BusinessA job description is a crucial resource. It outlines the knowledge, skills, abilities and other talents needed to succeed. Many view the job description as only a recruitment tool; however, it is truly a valuable management tool used for performance management, succession planning, training, and compensation planning – not to mention an important document should your company find itself in a legal situation! Drafting an accurate job description (and keeping it current!) is one way for you to contribute value to your employees and company. The following examples are a great place to start building that foundation.

Position Summary

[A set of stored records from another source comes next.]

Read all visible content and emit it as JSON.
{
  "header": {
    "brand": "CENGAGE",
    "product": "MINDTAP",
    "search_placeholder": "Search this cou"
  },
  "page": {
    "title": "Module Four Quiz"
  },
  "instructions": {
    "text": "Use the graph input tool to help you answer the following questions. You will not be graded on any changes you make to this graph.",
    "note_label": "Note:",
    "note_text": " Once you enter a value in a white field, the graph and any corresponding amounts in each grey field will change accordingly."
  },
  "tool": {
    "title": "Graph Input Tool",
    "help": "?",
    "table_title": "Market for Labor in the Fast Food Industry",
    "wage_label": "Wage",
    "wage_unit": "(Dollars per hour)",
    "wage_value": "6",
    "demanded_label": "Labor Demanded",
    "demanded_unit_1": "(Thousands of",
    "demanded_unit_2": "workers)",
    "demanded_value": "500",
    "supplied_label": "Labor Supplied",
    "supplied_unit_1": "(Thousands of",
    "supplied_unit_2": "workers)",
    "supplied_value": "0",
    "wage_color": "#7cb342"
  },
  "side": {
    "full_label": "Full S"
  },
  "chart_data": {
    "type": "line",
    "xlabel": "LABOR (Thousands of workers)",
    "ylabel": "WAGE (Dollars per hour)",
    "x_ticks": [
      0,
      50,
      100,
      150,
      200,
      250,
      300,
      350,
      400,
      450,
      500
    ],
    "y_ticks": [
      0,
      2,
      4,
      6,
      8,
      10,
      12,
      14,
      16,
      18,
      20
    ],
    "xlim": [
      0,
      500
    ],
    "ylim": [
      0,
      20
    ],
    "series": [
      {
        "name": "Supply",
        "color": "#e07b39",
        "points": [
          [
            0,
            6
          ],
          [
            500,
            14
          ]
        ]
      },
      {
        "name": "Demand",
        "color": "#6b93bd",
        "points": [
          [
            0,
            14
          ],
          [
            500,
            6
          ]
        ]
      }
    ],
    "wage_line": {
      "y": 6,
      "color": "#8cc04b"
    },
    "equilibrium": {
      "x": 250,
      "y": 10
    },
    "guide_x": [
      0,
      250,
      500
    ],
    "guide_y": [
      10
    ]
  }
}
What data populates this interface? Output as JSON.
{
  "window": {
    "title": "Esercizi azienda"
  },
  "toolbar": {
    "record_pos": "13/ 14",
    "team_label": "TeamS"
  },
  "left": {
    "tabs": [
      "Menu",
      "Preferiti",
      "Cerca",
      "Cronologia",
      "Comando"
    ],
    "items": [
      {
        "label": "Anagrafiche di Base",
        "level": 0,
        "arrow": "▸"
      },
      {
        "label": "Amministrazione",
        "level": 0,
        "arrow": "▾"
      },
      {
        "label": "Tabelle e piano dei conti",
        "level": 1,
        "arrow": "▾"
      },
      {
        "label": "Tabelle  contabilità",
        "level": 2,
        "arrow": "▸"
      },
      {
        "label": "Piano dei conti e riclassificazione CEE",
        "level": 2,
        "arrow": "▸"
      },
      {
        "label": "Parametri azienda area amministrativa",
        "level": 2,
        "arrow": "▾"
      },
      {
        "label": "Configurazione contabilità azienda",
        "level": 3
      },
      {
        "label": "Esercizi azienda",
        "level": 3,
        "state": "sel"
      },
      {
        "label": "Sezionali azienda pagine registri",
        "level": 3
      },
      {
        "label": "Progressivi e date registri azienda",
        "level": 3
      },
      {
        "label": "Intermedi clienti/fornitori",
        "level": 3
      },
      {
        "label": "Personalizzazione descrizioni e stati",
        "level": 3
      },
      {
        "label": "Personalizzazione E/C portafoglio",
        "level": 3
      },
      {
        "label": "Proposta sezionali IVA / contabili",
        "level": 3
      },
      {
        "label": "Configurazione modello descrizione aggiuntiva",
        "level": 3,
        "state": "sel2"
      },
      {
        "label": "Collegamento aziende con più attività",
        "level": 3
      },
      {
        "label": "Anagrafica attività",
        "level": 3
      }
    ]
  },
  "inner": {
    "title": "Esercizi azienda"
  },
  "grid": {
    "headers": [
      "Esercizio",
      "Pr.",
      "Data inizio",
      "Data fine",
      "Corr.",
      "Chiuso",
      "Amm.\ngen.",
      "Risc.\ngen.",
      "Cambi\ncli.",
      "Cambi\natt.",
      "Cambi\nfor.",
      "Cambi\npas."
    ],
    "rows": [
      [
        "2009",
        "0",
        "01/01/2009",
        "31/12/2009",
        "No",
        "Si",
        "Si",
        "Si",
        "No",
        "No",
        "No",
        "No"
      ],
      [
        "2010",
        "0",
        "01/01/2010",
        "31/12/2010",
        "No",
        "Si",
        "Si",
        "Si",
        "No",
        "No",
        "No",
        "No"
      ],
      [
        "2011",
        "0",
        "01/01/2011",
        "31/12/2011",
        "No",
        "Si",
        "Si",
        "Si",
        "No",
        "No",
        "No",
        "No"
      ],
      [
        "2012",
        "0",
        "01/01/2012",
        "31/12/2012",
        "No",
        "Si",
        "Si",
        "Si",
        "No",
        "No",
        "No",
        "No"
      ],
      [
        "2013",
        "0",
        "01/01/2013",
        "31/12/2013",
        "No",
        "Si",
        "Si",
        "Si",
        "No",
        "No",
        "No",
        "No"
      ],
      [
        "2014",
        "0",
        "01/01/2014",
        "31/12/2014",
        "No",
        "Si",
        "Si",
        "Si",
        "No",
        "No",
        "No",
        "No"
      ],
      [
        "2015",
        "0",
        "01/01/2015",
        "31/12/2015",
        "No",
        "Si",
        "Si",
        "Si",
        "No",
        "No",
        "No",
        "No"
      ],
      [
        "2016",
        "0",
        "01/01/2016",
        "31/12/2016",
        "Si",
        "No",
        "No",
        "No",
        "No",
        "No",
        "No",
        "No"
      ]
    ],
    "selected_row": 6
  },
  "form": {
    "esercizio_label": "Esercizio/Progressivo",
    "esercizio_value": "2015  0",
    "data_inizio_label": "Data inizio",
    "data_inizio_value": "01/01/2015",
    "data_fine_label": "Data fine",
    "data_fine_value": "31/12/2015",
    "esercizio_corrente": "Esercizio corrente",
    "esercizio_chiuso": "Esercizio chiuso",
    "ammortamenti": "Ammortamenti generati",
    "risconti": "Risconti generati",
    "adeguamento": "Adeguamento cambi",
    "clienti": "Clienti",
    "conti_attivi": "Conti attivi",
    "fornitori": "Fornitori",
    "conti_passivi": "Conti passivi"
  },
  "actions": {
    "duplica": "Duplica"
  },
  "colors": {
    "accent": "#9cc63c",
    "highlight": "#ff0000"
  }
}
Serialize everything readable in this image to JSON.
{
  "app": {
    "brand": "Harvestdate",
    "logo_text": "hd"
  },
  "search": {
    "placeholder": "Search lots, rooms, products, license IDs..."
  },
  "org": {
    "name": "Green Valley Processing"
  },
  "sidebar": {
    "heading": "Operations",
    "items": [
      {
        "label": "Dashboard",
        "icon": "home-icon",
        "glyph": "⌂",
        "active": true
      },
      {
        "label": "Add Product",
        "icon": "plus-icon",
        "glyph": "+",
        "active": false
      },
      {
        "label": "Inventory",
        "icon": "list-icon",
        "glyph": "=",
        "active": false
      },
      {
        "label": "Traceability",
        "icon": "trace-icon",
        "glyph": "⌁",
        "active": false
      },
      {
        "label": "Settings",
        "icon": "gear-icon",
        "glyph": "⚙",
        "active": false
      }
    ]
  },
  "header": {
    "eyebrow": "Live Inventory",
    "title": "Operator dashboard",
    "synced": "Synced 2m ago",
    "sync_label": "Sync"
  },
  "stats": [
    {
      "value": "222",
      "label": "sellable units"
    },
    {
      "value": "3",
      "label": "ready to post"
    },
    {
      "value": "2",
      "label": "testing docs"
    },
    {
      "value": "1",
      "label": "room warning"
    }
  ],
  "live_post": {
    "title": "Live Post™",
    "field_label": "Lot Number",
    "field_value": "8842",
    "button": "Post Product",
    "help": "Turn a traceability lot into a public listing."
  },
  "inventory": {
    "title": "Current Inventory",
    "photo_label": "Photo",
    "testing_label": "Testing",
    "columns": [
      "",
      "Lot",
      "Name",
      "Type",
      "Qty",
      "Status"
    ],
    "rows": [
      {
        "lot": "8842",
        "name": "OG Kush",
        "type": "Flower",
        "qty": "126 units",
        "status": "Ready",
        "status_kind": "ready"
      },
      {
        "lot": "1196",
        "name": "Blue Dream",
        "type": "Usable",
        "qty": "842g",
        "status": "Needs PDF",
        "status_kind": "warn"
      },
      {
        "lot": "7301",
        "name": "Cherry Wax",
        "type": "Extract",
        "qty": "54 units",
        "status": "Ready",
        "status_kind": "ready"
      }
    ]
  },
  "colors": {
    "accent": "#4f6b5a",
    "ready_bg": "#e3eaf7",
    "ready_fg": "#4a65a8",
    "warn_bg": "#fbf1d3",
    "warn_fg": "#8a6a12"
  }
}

The first section you will want to create on the job description is a position summary. The position summary will briefly (4-5 sentences) outline the positions title, FLSA classification (exempt versus non-exempt), reporting structure and main purpose of the role within the organization. You should be able to read the summary and have a basic understanding of the position as it relates to the company as a whole.


Next, you will want to include a list (bullet points work great!) of the key responsibilities of the position. Provide as much detail as you can without getting too wordy. The responsibilities section is really the ‘meat’ of the job description. Should your department’s or company’s initiatives change, make sure this section is updated accordingly.


In this final section, you will want to list the knowledge, skills, abilities and other characteristics required for the position. You will often see education requirements (both discipline as well as level), years of experience, specific certifications, technical knowledge, physical requirements and behavioral attributes (i.e., organizational skills, interpersonal skills, verbal/written communication skills, etc.) as well as travel requirements. Many times employers list everything in this section as ‘required’, which can misrepresent the position. Once you have your master list for this section, go back through and highlight the true must-haves as ‘required’ and list the remainder as ‘preferred’.

Not sure if your job descriptions are up-to-date? Ask your employees! They can give you a first-hand account of their actual responsibilities and what is required to succeed. Set a reminder to review your team’s job descriptions annually. Apply these recommendations and you will have a useful document to reference when the time comes.